Cardiovascular disease (CVD) remains a major cause of morbidity and a leading contributor to mortality worldwide. Over the next 2 decades, it is projected that there will be a rise in CVD mortality rates in the developing countries, linked to demographic changes and progressive urbanization. Nigeria has witnessed tremendous socio-economic changes and rural-urban migration which have led to the emergence of non-communicable diseases. We set out to determine the prevalence of modifiable CVD risk factors among apparently healthy adult Nigerians. This is a descriptive cross-sectional study carried out at Katsina, northwestern Nigeria from March to May 2006. Subjects for the study were recruited consecutively from local residents, hospital staff and relations of in-patients of the Federal Medical Centre, Katsina using convenience sampling. Socio-demographic information, anthropometric measurements and blood pressure were obtained from the subjects in a standardized manner. Venous samples were collected for necessary investigations and analyzed at the hospital central laboratory.

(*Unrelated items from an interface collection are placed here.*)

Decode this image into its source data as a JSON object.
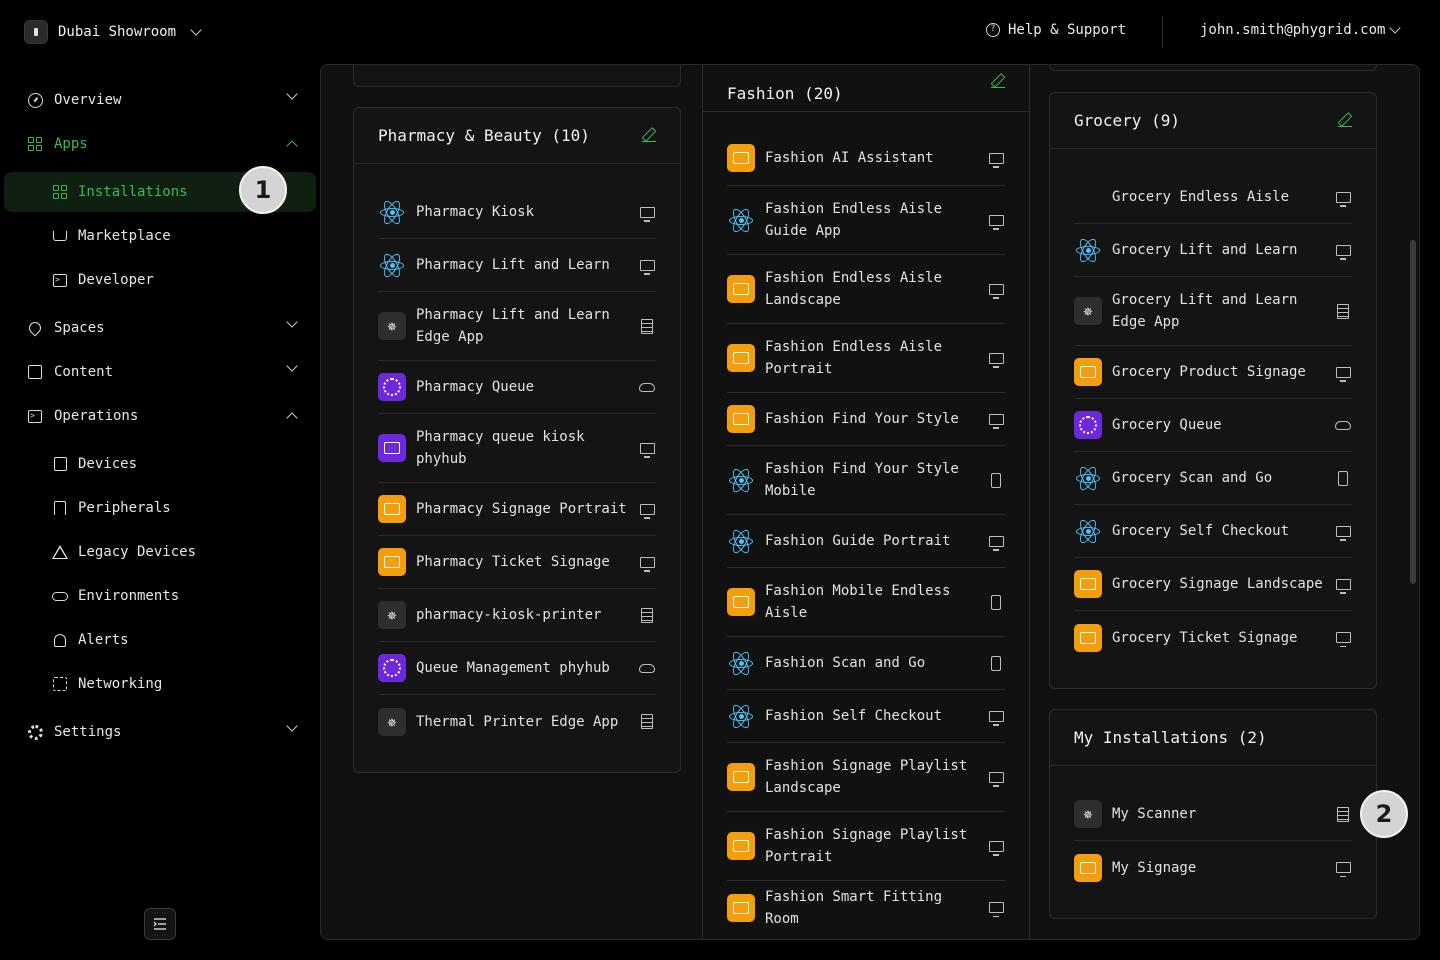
{
  "header": {
    "org_name": "Dubai Showroom",
    "help_label": "Help & Support",
    "user_email": "john.smith@phygrid.com"
  },
  "sidebar": {
    "overview": "Overview",
    "apps": "Apps",
    "installations": "Installations",
    "marketplace": "Marketplace",
    "developer": "Developer",
    "spaces": "Spaces",
    "content": "Content",
    "operations": "Operations",
    "devices": "Devices",
    "peripherals": "Peripherals",
    "legacy_devices": "Legacy Devices",
    "environments": "Environments",
    "alerts": "Alerts",
    "networking": "Networking",
    "settings": "Settings"
  },
  "badges": {
    "one": "1",
    "two": "2"
  },
  "groups": {
    "pharmacy": {
      "title": "Pharmacy & Beauty (10)",
      "apps": [
        {
          "name": "Pharmacy Kiosk",
          "icon": "react-icon",
          "type": "monitor-icon"
        },
        {
          "name": "Pharmacy Lift and Learn",
          "icon": "react-icon",
          "type": "monitor-icon"
        },
        {
          "name": "Pharmacy Lift and Learn Edge App",
          "icon": "edge-icon",
          "type": "edge-device-icon"
        },
        {
          "name": "Pharmacy Queue",
          "icon": "queue-icon",
          "type": "cloud-icon"
        },
        {
          "name": "Pharmacy queue kiosk phyhub",
          "icon": "kiosk-icon",
          "type": "monitor-icon"
        },
        {
          "name": "Pharmacy Signage Portrait",
          "icon": "signage-icon",
          "type": "monitor-icon"
        },
        {
          "name": "Pharmacy Ticket Signage",
          "icon": "ticket-icon",
          "type": "monitor-icon"
        },
        {
          "name": "pharmacy-kiosk-printer",
          "icon": "edge-icon",
          "type": "edge-device-icon"
        },
        {
          "name": "Queue Management phyhub",
          "icon": "queue-icon",
          "type": "cloud-icon"
        },
        {
          "name": "Thermal Printer Edge App",
          "icon": "edge-icon",
          "type": "edge-device-icon"
        }
      ]
    },
    "fashion": {
      "title": "Fashion (20)",
      "apps": [
        {
          "name": "Fashion AI Assistant",
          "icon": "book-icon",
          "type": "monitor-icon"
        },
        {
          "name": "Fashion Endless Aisle Guide App",
          "icon": "react-icon",
          "type": "monitor-icon"
        },
        {
          "name": "Fashion Endless Aisle Landscape",
          "icon": "book-icon",
          "type": "monitor-icon"
        },
        {
          "name": "Fashion Endless Aisle Portrait",
          "icon": "book-icon",
          "type": "monitor-icon"
        },
        {
          "name": "Fashion Find Your Style",
          "icon": "style-icon",
          "type": "monitor-icon"
        },
        {
          "name": "Fashion Find Your Style Mobile",
          "icon": "react-icon",
          "type": "phone-icon"
        },
        {
          "name": "Fashion Guide Portrait",
          "icon": "react-icon",
          "type": "monitor-icon"
        },
        {
          "name": "Fashion Mobile Endless Aisle",
          "icon": "mobile-icon",
          "type": "phone-icon"
        },
        {
          "name": "Fashion Scan and Go",
          "icon": "react-icon",
          "type": "phone-icon"
        },
        {
          "name": "Fashion Self Checkout",
          "icon": "react-icon",
          "type": "monitor-icon"
        },
        {
          "name": "Fashion Signage Playlist Landscape",
          "icon": "signage-icon",
          "type": "monitor-icon"
        },
        {
          "name": "Fashion Signage Playlist Portrait",
          "icon": "signage-icon",
          "type": "monitor-icon"
        },
        {
          "name": "Fashion Smart Fitting Room",
          "icon": "fitting-icon",
          "type": "monitor-icon"
        }
      ]
    },
    "grocery": {
      "title": "Grocery (9)",
      "apps": [
        {
          "name": "Grocery Endless Aisle",
          "icon": "blank-icon",
          "type": "monitor-icon"
        },
        {
          "name": "Grocery Lift and Learn",
          "icon": "react-icon",
          "type": "monitor-icon"
        },
        {
          "name": "Grocery Lift and Learn Edge App",
          "icon": "edge-icon",
          "type": "edge-device-icon"
        },
        {
          "name": "Grocery Product Signage",
          "icon": "signage-icon",
          "type": "monitor-icon"
        },
        {
          "name": "Grocery Queue",
          "icon": "queue-icon",
          "type": "cloud-icon"
        },
        {
          "name": "Grocery Scan and Go",
          "icon": "react-icon",
          "type": "phone-icon"
        },
        {
          "name": "Grocery Self Checkout",
          "icon": "react-icon",
          "type": "monitor-icon"
        },
        {
          "name": "Grocery Signage Landscape",
          "icon": "signage-icon",
          "type": "monitor-icon"
        },
        {
          "name": "Grocery Ticket Signage",
          "icon": "ticket-icon",
          "type": "monitor-icon"
        }
      ]
    },
    "mine": {
      "title": "My Installations (2)",
      "apps": [
        {
          "name": "My Scanner",
          "icon": "edge-icon",
          "type": "edge-device-icon"
        },
        {
          "name": "My Signage",
          "icon": "signage-icon",
          "type": "monitor-icon"
        }
      ]
    }
  },
  "colors": {
    "accent": "#3fb950",
    "orange": "#f59e0b",
    "purple": "#6d28d9",
    "react": "#4fc3f7"
  }
}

Three hundred subjects (129 males and 171 females) with a mean age of 37.6 ± 10.6 (range 18-75) years were studied. Prevalence of the modifiable cardiovascular risk factors screened for were as follows: generalized obesity 21.3% (males 10.9%, females 29.2%, p < 0.05), truncal obesity 43.7% (males 12.4%, females 67.3%, p < 0.05), hypertension 25.7% (males 27.9, females 24%, p > 0.05), type 2 diabetes mellitus 5.3% (males 5.4%, females 5.3%, p > 0.05), hypercholesterolaemia 28.3% (males 23.3%, females 32.2%, p < 0.05), elevated LDL-cholesterol 25.7% (males 28%, females 24%, p > 0.05), low HDL-cholesterol 59.3% (males 51.9%, females 65%, p < 0.05), hypertriglyceridaemia 15% (males 16.3%, females 14%, p > 0.05) and metabolic syndrome 22% (males 10.9%, females 30.4%, p < 0.05).


We found high prevalence of CVD risk factors among apparently healthy adult Nigerians. In order to reduce this high prevalence and prevent subsequent cardiovascular events, encouragement of a healthy lifestyle is suggested.